A June 15 article on allegations of waste under a Halliburton Co. contract to supply the U.S. Army in the Middle East incorrectly described the contract. It was awarded after competitive bidding. (Published 6/19/04)
Mike West arrived in Iraq last September as a labor supervisor, one of legions of workers hired by oil services giant Halliburton Co. to help rebuild the battered country. And at his boss's direction, West filled out timecards saying that he worked 12-hour days, seven days a week, in camps with evocative names such as Anaconda and Al Asad.
But over the next two months, West said yesterday, he probably put in no more than a week's worth of labor. The rest of the time, West and others hired by the company loafed, read books and grew frustrated about the lack of work, he said.
When he complained about the apparent waste, West said, he was told not to worry about costs: Halliburton would make a profit no matter what happened. "I really saw no purpose for us being there," West said. "I don't know why Halliburton was hiring all these people."
West is among six contract workers who recently told members of the House Committee on Government Reform they witnessed examples of misspending and mismanagement by Halliburton subsidiary KBR while serving overseas. They described how $85,000 trucks had been abandoned on roadsides in Iraq for minor problems, such as flat tires, or driven into the ground because of a lack of basic maintenance. A woman hired to oversee Halliburton subcontracts said the company paid almost $1 million against the Army's wishes to house 100 employees at a hotel in Kuwait over a three-month period, a cost that was passed on to the government.
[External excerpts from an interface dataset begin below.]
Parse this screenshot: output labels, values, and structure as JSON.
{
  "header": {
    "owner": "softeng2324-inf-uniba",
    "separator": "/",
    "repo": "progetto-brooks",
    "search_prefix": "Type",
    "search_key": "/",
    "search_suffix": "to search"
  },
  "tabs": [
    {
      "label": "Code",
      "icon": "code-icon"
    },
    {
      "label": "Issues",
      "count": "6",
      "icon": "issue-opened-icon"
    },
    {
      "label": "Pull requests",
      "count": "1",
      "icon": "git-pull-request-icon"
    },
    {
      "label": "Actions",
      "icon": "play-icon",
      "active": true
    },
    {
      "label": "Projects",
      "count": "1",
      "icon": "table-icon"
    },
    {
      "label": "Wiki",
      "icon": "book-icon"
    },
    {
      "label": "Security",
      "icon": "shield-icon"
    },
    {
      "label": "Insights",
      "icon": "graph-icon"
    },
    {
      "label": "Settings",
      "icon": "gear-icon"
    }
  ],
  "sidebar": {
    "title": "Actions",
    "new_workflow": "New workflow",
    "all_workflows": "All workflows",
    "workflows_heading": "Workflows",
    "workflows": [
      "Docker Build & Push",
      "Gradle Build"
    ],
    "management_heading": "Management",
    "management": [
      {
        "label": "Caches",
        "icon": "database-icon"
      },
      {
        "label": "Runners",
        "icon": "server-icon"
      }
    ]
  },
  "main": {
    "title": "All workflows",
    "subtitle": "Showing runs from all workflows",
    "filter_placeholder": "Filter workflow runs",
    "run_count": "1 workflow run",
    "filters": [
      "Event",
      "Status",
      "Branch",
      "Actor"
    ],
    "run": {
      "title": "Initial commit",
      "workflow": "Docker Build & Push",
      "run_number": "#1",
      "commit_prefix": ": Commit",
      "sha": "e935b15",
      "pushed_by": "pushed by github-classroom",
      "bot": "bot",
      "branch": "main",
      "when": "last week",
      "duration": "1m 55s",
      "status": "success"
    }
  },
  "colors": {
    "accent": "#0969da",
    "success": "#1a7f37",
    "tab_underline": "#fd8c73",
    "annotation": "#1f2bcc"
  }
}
Details about the workers' claims came to light yesterday in a letter from Rep. Henry A. Waxman (D-Calif.), the committee's senior Democrat, to Rep. Thomas M. Davis III (R-Va.), the chairman, objecting to Davis's decision not to include the workers' testimony in a hearing today about contracting in Iraq. "These individuals have firsthand knowledge of egregious examples of waste, fraud, and abuse involving Halliburton's Iraq contracts," wrote Waxman, one of Halliburton's harshest critics in Congress.
A spokesman for the committee, David Marin, acknowledged the workers had provided some compelling details, but he said staff members were still checking their credibility. Marin described Waxman's letter as an example of political maneuvering during a campaign season. "We're disappointed," Marin said, noting the committee may still have a hearing that includes the workers. "What we said is, 'Not yet.' "
Halliburton spokeswoman Wendy Hall said in an e-mail: "We take any charges of improper conduct seriously. . . . We will look into these assertions. If issues arise, we are committed to addressing them forthrightly and openly."
The workers Waxman cited were hired by Halliburton through the logistical support contract known as LOGCAP. Awarded on a sole-source basis before the war, the contract reimburses KBR's costs and pays a fee. Under the contract, the company has been awarded $4.5 billion so far to provide supplies, such as fuel, and services, such as meals, the Waxman letter noted. Halliburton, which also has a contract to restore Iraq's oil fields, has been granted a total of $8.2 billion in business so far, the letter said.
Separately, a GAO report released yesterday raised questions about some of the work Halliburton did to prepare for the war, but said the contract for restoring the country's oil infrastructure "generally complied with applicable legal standards."